The first developer releases of the iOS 8 and Mac OS X Yosemite APIs are already moving towards Swift syntax. This gives us insight into Apple's trajectory. While there has been no official timeline announcement from Apple, I think it's fair to assume that Apple will eventually migrate their API's to Swift only and will deprecate Objective-C. It makes sense to begin thinking now about that eventuality.

Can Swift and Objective-C/C/C++ live happily together in the same project?

In short, yes, both Swift and Objective-C source files can exist in the same project (using a method called "Mix and Match"). Also, compiled Swift object code is already compatible with iOS 7 and Apple has promised compatibility with compiled code as the language evolves. While it is possible for Swift and Objective-C to share a project, there are implications to consider. For example, Objective-C cannot access many of the Swift language features like generics, tuples, structures, nested types, etc. Also, when adding an Objective-C source file to a Swift project a "bridging header" file must be added to your project.

All of this means that careful planning and due diligence is required when considering how to transition Objective-C and Swift projects. In other words, there's more involved than simply learning the Swift language.

Should we adopt Swift sooner or later?

Apple has made their intentions clear - Swift is the language for iOS and Cocoa development. With iOS 8 and Mac OS X Yosemite, developers will be able submit apps using Swift to the App Store and Mac App Store in the Fall. This has implications for every business that produces Apple apps. Business managers and developers should consider now how to best make that transition.

Do you and your team have the necessary resources available (e.g. time, budget, etc.) to commit to learning, prototyping, and testing Swift source in your project? Is there someone on your team or in your company that can learn and serve as a Swift expert? Do you have a requirement to support iOS 6 or Mac OS X Lion (which will not run Swift apps)?

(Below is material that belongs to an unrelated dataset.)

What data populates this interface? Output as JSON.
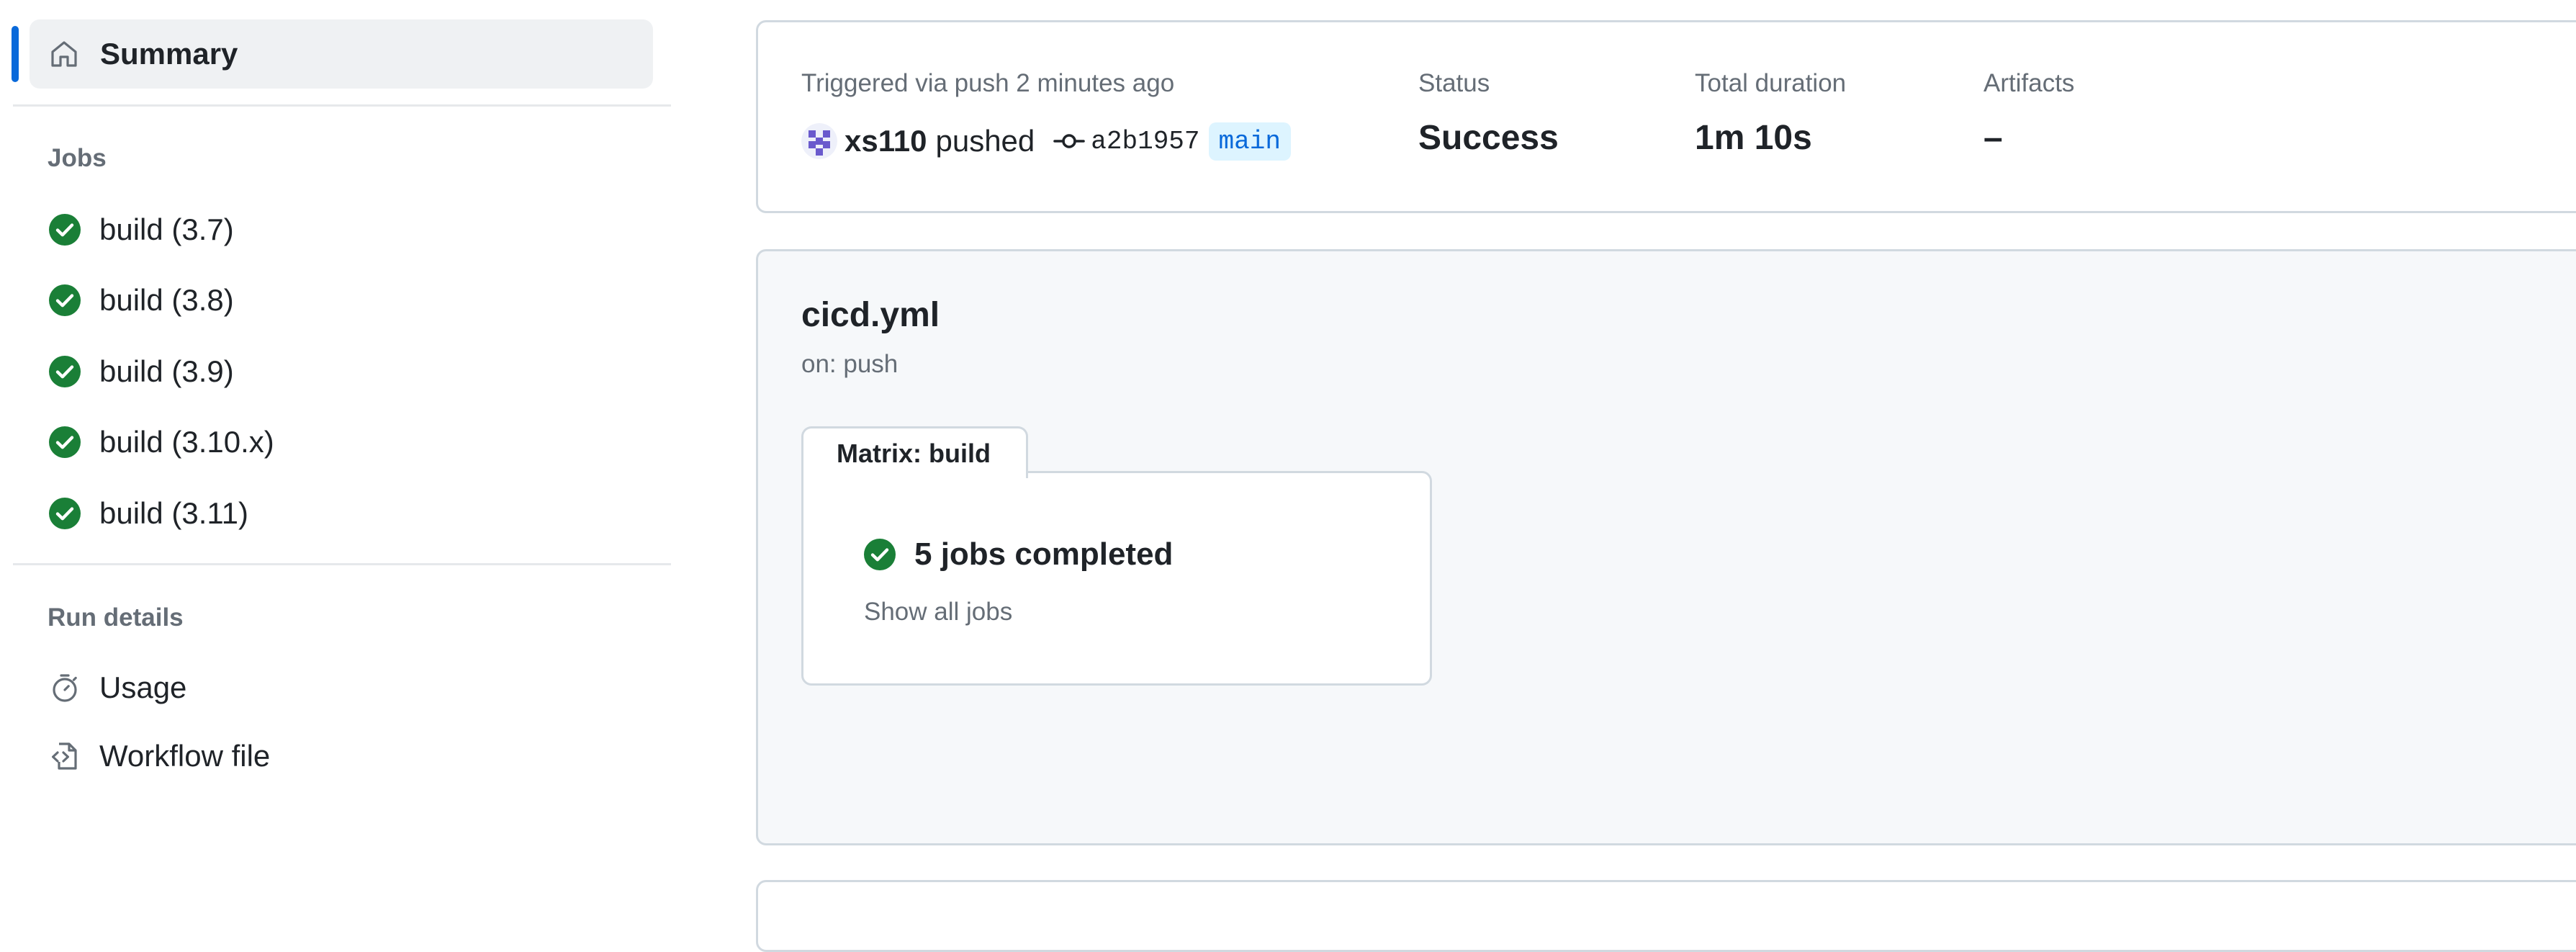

One way a team can experiment with minimal impact is writing test cases. The new XCTest classes have Swift equivalents. So, a team can write small chunks of code to add unit tests to an application while they learn how the language interacts with their code.

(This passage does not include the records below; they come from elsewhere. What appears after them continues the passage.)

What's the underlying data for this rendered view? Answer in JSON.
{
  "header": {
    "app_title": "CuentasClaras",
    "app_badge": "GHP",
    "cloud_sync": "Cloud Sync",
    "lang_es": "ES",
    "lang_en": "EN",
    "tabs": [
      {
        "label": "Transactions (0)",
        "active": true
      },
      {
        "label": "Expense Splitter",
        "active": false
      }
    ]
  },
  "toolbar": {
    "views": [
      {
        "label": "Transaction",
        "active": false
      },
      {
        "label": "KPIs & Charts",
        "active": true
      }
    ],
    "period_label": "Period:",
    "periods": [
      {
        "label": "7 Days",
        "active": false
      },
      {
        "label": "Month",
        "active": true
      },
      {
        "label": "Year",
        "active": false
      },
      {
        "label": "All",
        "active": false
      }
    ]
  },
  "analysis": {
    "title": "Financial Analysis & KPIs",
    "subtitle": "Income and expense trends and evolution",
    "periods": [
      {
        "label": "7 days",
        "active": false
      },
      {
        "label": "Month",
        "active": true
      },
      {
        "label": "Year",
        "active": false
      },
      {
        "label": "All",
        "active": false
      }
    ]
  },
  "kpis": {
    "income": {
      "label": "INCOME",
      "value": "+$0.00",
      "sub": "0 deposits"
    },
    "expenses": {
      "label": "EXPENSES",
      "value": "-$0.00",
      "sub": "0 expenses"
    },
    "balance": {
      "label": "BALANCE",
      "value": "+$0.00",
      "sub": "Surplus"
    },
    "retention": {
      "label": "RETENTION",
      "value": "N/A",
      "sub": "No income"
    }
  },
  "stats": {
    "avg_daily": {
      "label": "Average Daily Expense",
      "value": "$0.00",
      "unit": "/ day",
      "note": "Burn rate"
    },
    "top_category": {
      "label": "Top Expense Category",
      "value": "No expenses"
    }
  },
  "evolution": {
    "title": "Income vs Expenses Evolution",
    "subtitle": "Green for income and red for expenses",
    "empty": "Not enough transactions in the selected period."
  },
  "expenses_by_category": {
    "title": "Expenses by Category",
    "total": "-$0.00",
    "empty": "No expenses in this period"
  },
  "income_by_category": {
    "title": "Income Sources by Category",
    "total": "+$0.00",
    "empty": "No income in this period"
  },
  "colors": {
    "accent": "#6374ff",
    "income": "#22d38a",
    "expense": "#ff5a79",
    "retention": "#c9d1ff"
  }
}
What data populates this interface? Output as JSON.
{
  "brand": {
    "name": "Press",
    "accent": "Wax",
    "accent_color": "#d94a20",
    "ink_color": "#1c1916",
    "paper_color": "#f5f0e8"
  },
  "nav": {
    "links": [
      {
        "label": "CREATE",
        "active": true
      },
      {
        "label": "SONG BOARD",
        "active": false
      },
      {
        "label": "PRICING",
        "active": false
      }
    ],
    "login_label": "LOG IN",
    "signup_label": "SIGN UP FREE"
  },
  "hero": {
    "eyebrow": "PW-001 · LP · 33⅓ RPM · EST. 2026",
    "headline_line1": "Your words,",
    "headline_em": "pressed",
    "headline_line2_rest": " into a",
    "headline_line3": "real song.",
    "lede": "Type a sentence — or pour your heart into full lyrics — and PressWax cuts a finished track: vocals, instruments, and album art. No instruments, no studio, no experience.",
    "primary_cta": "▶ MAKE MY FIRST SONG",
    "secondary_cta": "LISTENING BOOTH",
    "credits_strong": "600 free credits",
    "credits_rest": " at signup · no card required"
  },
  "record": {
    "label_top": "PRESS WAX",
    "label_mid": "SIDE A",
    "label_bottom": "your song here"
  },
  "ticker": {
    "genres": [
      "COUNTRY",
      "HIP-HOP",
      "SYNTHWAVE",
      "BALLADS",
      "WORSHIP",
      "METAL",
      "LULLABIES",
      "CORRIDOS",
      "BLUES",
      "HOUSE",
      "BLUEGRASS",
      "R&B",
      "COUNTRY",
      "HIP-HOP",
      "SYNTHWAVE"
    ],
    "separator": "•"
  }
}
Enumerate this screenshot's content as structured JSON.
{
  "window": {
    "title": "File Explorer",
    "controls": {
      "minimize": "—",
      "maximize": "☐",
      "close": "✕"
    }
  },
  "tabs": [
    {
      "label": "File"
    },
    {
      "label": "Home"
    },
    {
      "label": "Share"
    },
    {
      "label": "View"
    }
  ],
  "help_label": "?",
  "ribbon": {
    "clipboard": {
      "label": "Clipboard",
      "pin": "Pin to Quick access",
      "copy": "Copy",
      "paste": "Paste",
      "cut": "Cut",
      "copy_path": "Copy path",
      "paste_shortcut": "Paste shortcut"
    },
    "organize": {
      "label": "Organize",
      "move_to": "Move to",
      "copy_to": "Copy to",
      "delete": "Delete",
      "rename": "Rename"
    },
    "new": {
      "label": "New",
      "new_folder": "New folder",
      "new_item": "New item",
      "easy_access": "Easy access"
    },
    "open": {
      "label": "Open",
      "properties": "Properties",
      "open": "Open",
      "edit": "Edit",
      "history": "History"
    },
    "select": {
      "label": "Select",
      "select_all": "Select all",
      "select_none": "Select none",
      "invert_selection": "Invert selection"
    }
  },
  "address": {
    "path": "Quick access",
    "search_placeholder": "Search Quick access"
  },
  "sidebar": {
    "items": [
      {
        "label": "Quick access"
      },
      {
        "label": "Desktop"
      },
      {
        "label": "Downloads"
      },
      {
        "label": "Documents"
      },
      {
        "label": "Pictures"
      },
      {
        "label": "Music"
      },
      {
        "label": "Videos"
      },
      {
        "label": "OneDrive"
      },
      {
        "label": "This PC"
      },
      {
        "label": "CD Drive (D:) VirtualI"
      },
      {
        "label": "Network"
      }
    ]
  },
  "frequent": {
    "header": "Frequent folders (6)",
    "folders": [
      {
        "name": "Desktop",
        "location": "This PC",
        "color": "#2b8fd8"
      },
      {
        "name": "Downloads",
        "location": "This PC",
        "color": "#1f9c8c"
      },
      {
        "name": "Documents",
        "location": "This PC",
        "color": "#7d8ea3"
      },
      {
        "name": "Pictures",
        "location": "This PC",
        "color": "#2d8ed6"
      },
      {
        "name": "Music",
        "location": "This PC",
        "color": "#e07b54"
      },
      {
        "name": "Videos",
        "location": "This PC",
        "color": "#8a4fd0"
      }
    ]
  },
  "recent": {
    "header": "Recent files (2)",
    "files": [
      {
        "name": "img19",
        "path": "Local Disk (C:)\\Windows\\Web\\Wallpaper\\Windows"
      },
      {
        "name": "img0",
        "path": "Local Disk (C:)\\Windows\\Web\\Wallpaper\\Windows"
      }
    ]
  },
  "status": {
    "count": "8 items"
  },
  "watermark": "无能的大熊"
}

For some businesses Swift offers new features that provide very compelling reasons to be an early adopter. Are there specific features of Swift that will benefit your products? According to Apple's WWDC announcement, Swift provides a host of new features including fast and concise iteration over a range or collection, structs that support methods, extensions and protocols, and more. Developers should decide if and when it makes sense to move towards implementation of features like these.

Also, are there third-party source files in your project that will need to be updated? If so then you will also want to think about how to commit resources to research and transition those at some point.

Moving Forward

Let's be honest - this can be a little overwhelming, and yet the prospects of moving to a simpler more powerful language are very exciting.

Steve Jobs once said

"The over-all point is that new technology will not necessarily replace old technology, but it will date it. By definition. Eventually, it will replace it. But it's like people who had black-and-white TVs when color came out. They eventually decided whether or not the new technology was worth the investment."

Obviously each business and developer will have to think through how and when transitioning to Swift will move their projects forward.